There is specific guidance in relation to work carried out in people’s homes – for example by tradespeople carrying out repairs and maintenance, cleaners, or those providing paid-for childcare in a child’s home.
7. Clinically vulnerable people
If you have any of the following health conditions, you may be clinically vulnerable, meaning you could be at higher risk of severe illness from coronavirus. Although you can meet people outdoors and, from 4 July, indoors, you should be especially careful and be diligent about social distancing and hand hygiene.
Clinically vulnerable people are those who are:
- aged 70 or older (regardless of medical conditions)
- under 70 with an underlying health condition listed below (that is, anyone instructed to get a flu jab each year on medical grounds):
- chronic (long-term) mild to moderate respiratory diseases, such as asthma, chronic obstructive pulmonary disease (COPD), emphysema or bronchitis
- chronic heart disease, such as heart failure
- chronic kidney disease
- chronic liver disease, such as hepatitis
- chronic neurological conditions, such as Parkinson’s disease, motor neurone disease, multiple sclerosis (MS), or cerebral palsy
- a weakened immune system as the result of certain conditions or medicines they are taking (such as steroid tablets)
- being seriously overweight (a body mass index (BMI) of 40 or above)
- pregnant women
There is a further group of people who are defined, also on medical grounds, as clinically extremely vulnerable to coronavirus – that is, people with specific serious health conditions – and who have been advised to ‘shield’. We are relaxing advice to those shielding in two stages – as long as the incidence rate in the community remains low:
From 6 July:
- those shielding can spend time outdoors in a group of up to 6 people (including those outside of their household). Extra care should be taken to minimise contact with others by maintaining social distancing. This can be in a public outdoor space, or in a private garden or uncovered yard or terrace
- those shielding no longer need to observe social distancing with other members of their household
- those who are shielding will be able to create a ‘support bubble’ with one other household, as long as one of the households in the bubble is a single adult household (either an adult living alone or with dependent children under 18). All those in a support bubble can spend time together inside each others’ homes, including overnight, without needing to maintain social distancing. This follows the same rules on support bubbles that apply to the wider population now

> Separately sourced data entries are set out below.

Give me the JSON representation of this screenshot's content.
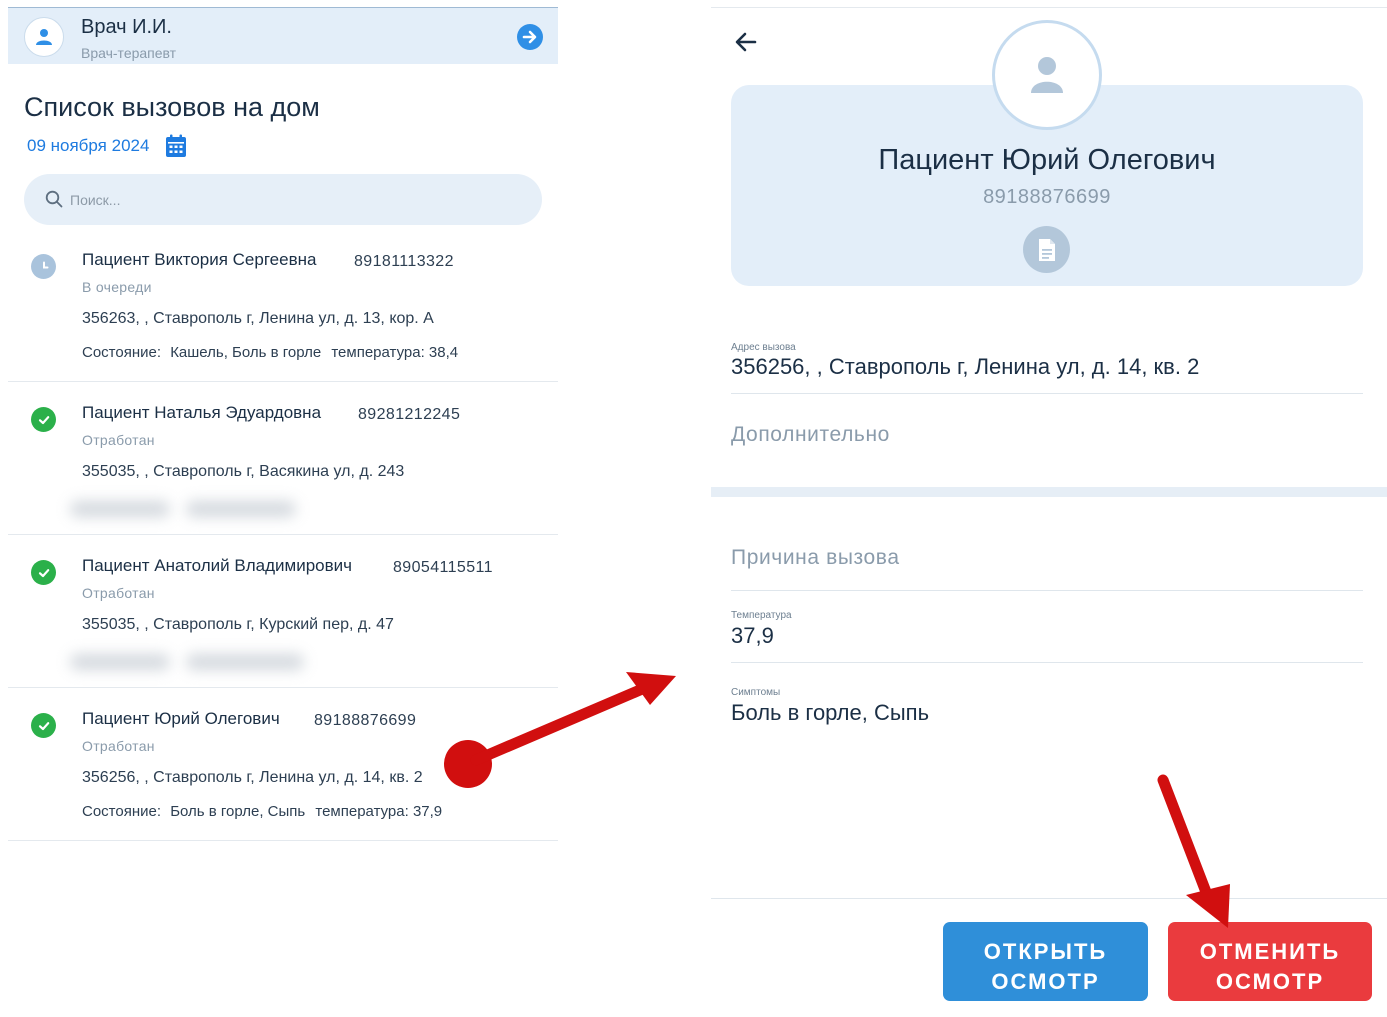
{
  "doctor": {
    "name": "Врач И.И.",
    "role": "Врач-терапевт"
  },
  "list": {
    "title": "Список вызовов на дом",
    "date": "09 ноября 2024",
    "search_placeholder": "Поиск..."
  },
  "patients": [
    {
      "name": "Пациент Виктория Сергеевна",
      "phone": "89181113322",
      "status": "В очереди",
      "address": "356263, , Ставрополь г, Ленина ул, д. 13, кор. А",
      "condition_label": "Состояние:",
      "condition": "Кашель, Боль в горле",
      "temperature": "температура: 38,4"
    },
    {
      "name": "Пациент Наталья Эдуардовна",
      "phone": "89281212245",
      "status": "Отработан",
      "address": "355035, , Ставрополь г, Васякина ул, д. 243"
    },
    {
      "name": "Пациент Анатолий Владимирович",
      "phone": "89054115511",
      "status": "Отработан",
      "address": "355035, , Ставрополь г, Курский пер, д. 47"
    },
    {
      "name": "Пациент Юрий Олегович",
      "phone": "89188876699",
      "status": "Отработан",
      "address": "356256, , Ставрополь г, Ленина ул, д. 14, кв. 2",
      "condition_label": "Состояние:",
      "condition": "Боль в горле, Сыпь",
      "temperature": "температура: 37,9"
    }
  ],
  "detail": {
    "patient_name": "Пациент Юрий Олегович",
    "phone": "89188876699",
    "address_label": "Адрес вызова",
    "address": "356256, , Ставрополь г, Ленина ул, д. 14, кв. 2",
    "additional_title": "Дополнительно",
    "reason_title": "Причина вызова",
    "temperature_label": "Температура",
    "temperature": "37,9",
    "symptoms_label": "Симптомы",
    "symptoms": "Боль в горле, Сыпь",
    "open_button": "ОТКРЫТЬ ОСМОТР",
    "cancel_button": "ОТМЕНИТЬ ОСМОТР"
  },
  "colors": {
    "accent": "#1e7be0",
    "success": "#2bb04a",
    "queue": "#a9c3dc",
    "open_button": "#2f8fd9",
    "cancel_button": "#ea3b3e",
    "annotation": "#d10f0f"
  }
}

From 1 August advice for clinically extremely vulnerable people will move in line with advice to those who are clinically vulnerable. In practice, this means staying at home as much as possible, and if people do go out, taking particular care to minimise contact with others outside their household (unless you are in a support bubble) and robustly practising good, frequent hand washing.
The relaxation of the shielding guidance will mean people who are clinically extremely vulnerable will be advised they can go to work or to the shops, as long as they are able to maintain social distancing as much as possible and their workplace is COVID-19 Secure.
Support for those shielding will continue to the end of July so that people can plan for these changes.
8. Communicating with the public
The government will continue to keep the public informed of the impacts of coronavirus on the UK, and the law and guidance that is in place to protect the public.
The measures set out will be kept under constant review and we will seek to open additional businesses once we can be assured these will be able to meet COVID-19 Secure guidelines. If people begin to act recklessly, which could impact on the transmission of coronavirus in our communities, further restrictions will have to be implemented again.